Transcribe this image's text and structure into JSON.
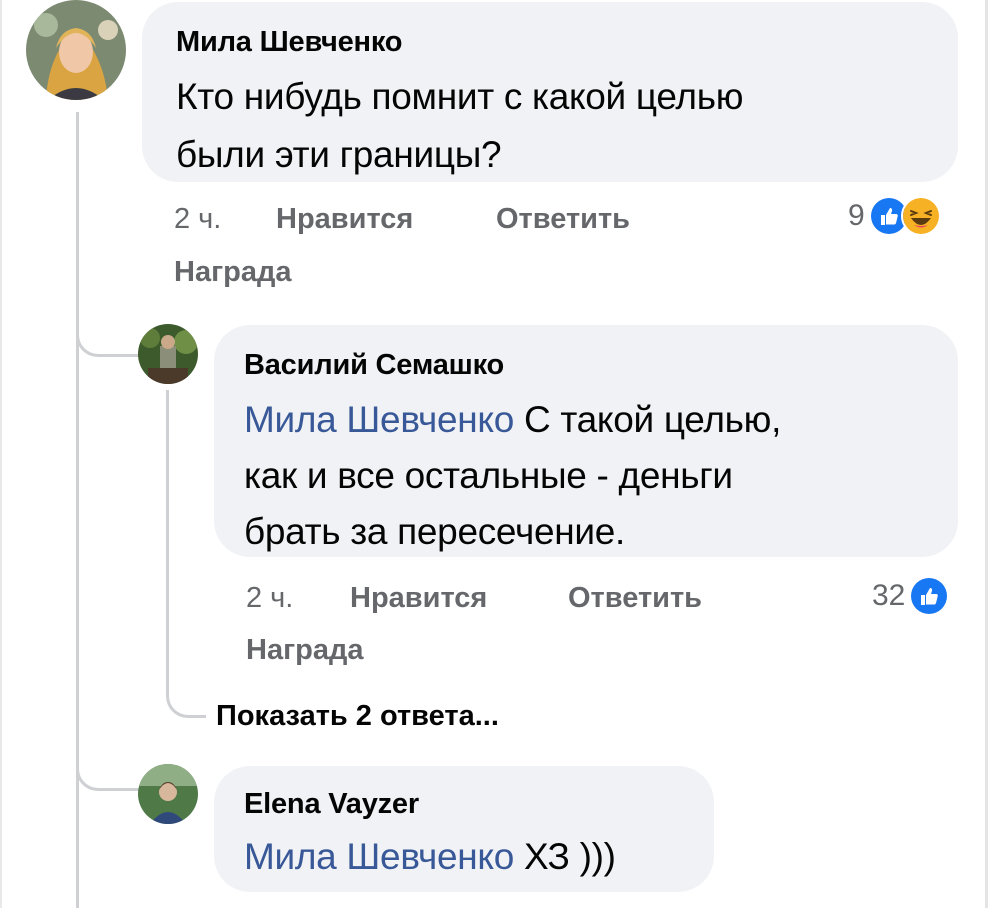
{
  "comments": [
    {
      "author": "Мила Шевченко",
      "text_lines": [
        "Кто нибудь помнит с какой целью",
        "были эти границы?"
      ],
      "time": "2 ч.",
      "like_label": "Нравится",
      "reply_label": "Ответить",
      "award_label": "Награда",
      "reaction_count": "9",
      "reactions": [
        "like-icon",
        "haha-icon"
      ]
    },
    {
      "author": "Василий Семашко",
      "mention": "Мила Шевченко",
      "text_first": "С такой целью,",
      "text_lines": [
        "как и все остальные - деньги",
        "брать за пересечение."
      ],
      "time": "2 ч.",
      "like_label": "Нравится",
      "reply_label": "Ответить",
      "award_label": "Награда",
      "reaction_count": "32",
      "reactions": [
        "like-icon"
      ]
    },
    {
      "author": "Elena Vayzer",
      "mention": "Мила Шевченко",
      "text": "ХЗ )))"
    }
  ],
  "show_replies_label": "Показать 2 ответа...",
  "colors": {
    "bubble": "#f0f2f5",
    "mention": "#385898",
    "secondary_text": "#65676b",
    "like_blue": "#1877f2",
    "haha_yellow": "#f7b125",
    "thread_line": "#ced0d4"
  }
}
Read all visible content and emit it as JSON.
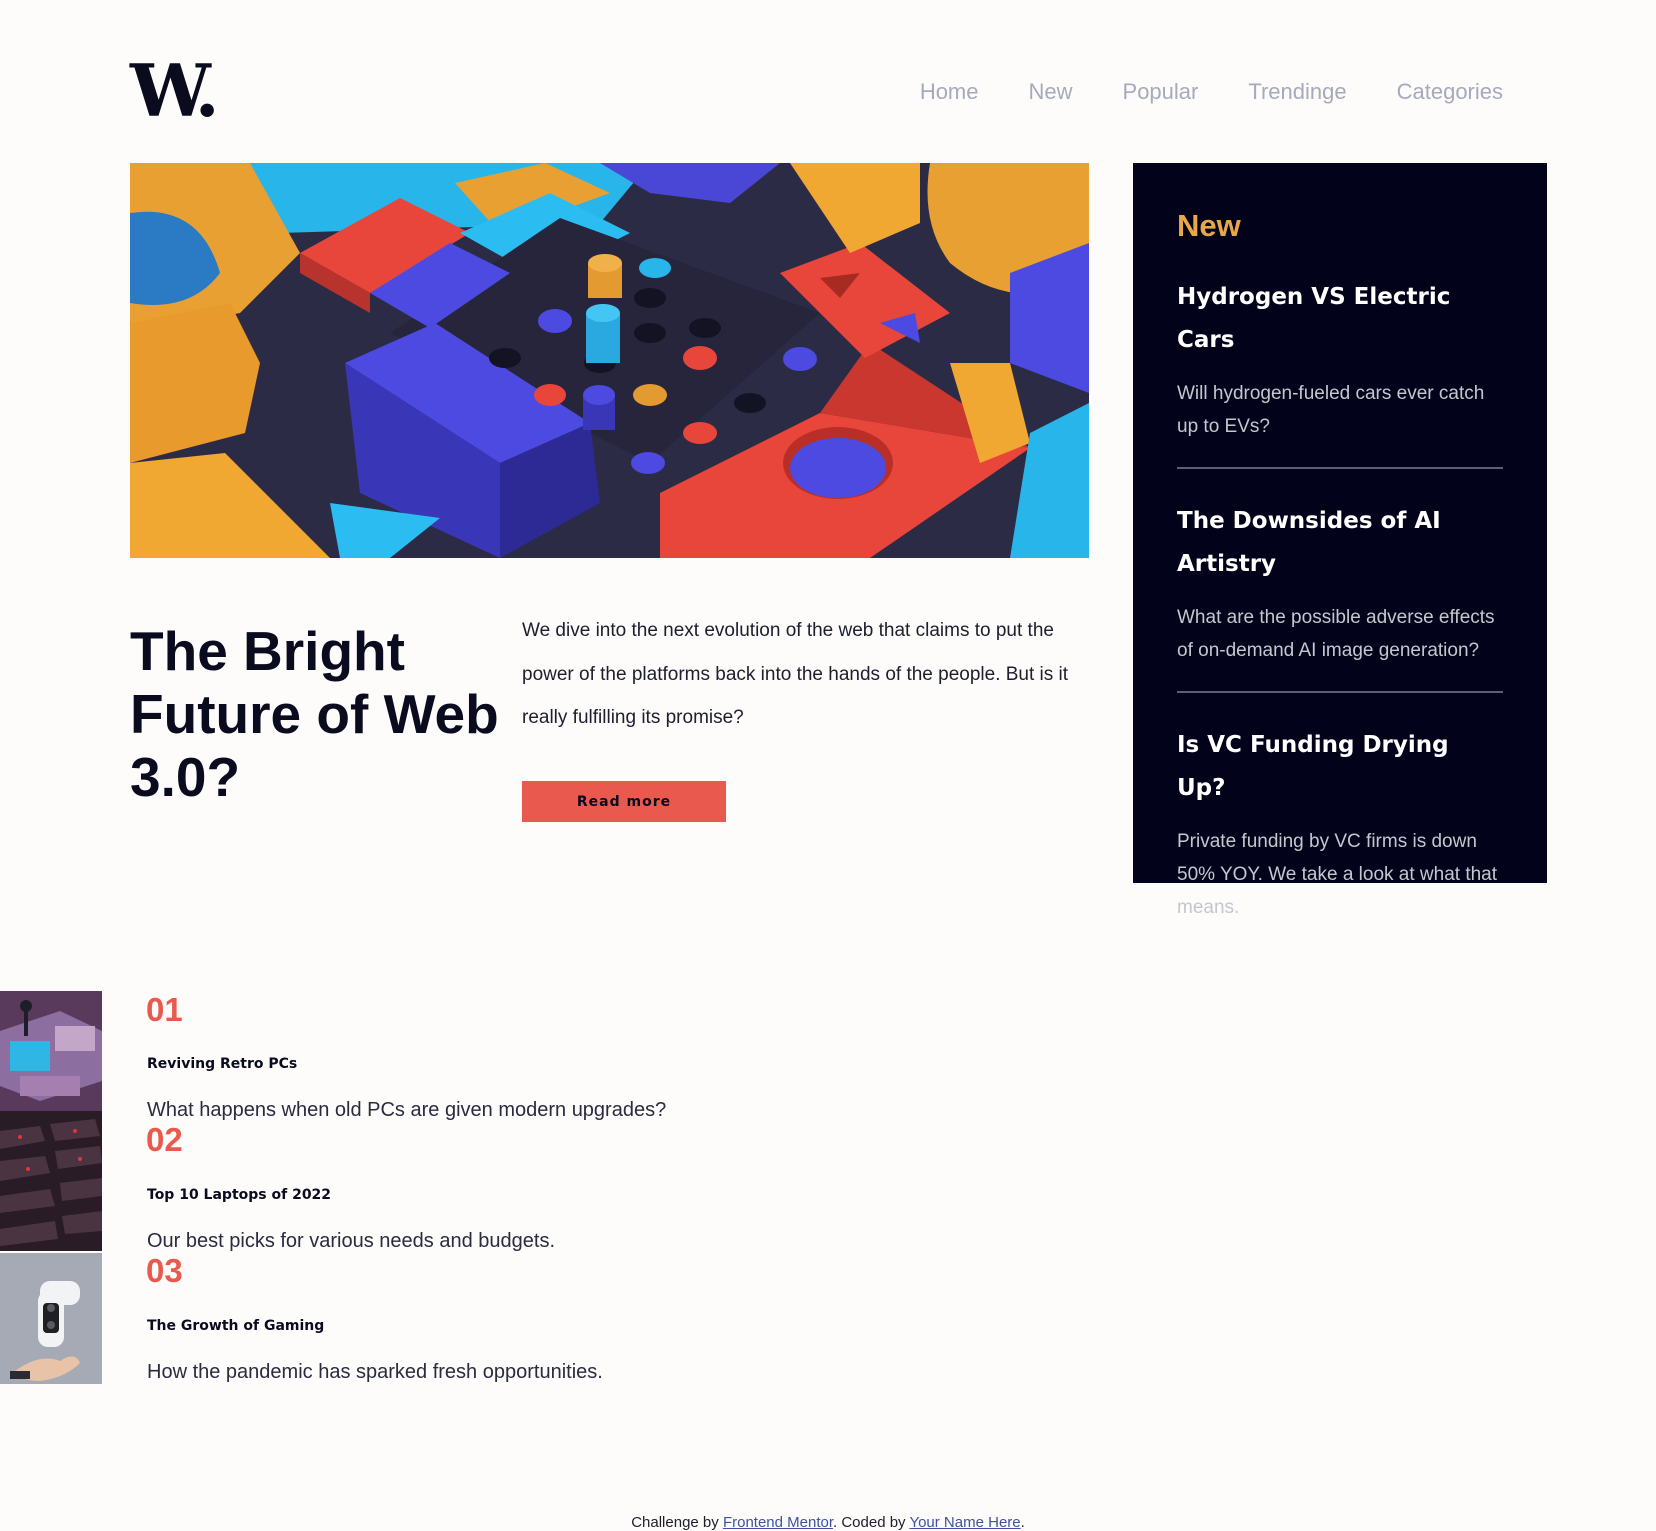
{
  "header": {
    "logo": "W.",
    "nav": [
      "Home",
      "New",
      "Popular",
      "Trendinge",
      "Categories"
    ]
  },
  "hero": {
    "title": "The Bright Future of Web 3.0?",
    "description": "We dive into the next evolution of the web that claims to put the power of the platforms back into the hands of the people. But is it really fulfilling its promise?",
    "button_label": "Read more"
  },
  "sidebar": {
    "heading": "New",
    "items": [
      {
        "title": "Hydrogen VS Electric Cars",
        "description": "Will hydrogen-fueled cars ever catch up to EVs?"
      },
      {
        "title": "The Downsides of AI Artistry",
        "description": "What are the possible adverse effects of on-demand AI image generation?"
      },
      {
        "title": "Is VC Funding Drying Up?",
        "description": "Private funding by VC firms is down 50% YOY. We take a look at what that means."
      }
    ]
  },
  "list": [
    {
      "number": "01",
      "title": "Reviving Retro PCs",
      "description": "What happens when old PCs are given modern upgrades?"
    },
    {
      "number": "02",
      "title": "Top 10 Laptops of 2022",
      "description": "Our best picks for various needs and budgets."
    },
    {
      "number": "03",
      "title": "The Growth of Gaming",
      "description": "How the pandemic has sparked fresh opportunities."
    }
  ],
  "footer": {
    "prefix": "Challenge by ",
    "link1": "Frontend Mentor",
    "middle": ". Coded by ",
    "link2": "Your Name Here",
    "suffix": "."
  },
  "colors": {
    "accent_red": "#e9594d",
    "accent_orange": "#e9a848",
    "dark_navy": "#02031a",
    "nav_grey": "#a7a9bd"
  }
}
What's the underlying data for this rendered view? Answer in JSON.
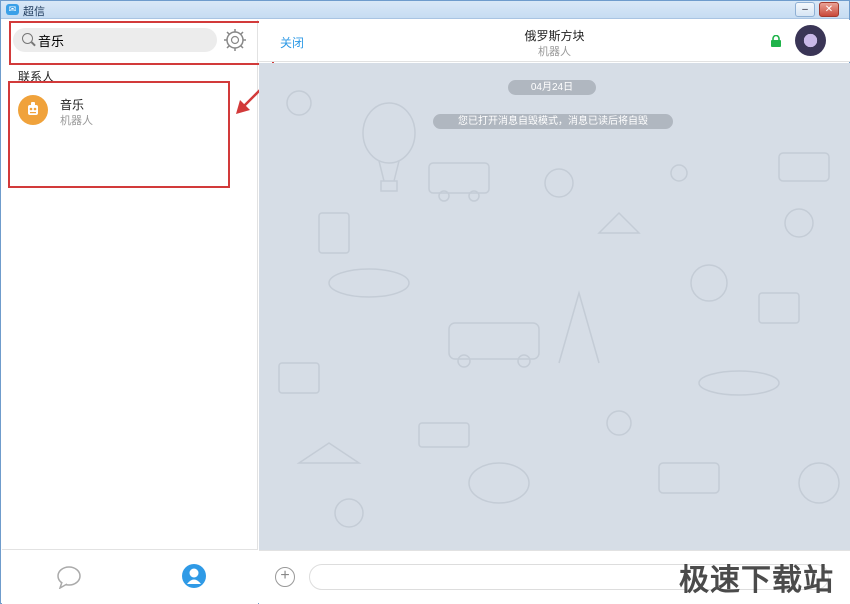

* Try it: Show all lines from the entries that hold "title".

* Solution to the exercise:
    "title": "The Bright Future of Web 3.0?",
        "title": "Hydrogen VS Electric Cars",
        "title": "The Downsides of AI Artistry",
        "title": "Is VC Funding Drying Up?",
      "title": "Reviving Retro PCs",
      "title": "Top 10 Laptops of 2022",
      "title": "The Growth of Gaming",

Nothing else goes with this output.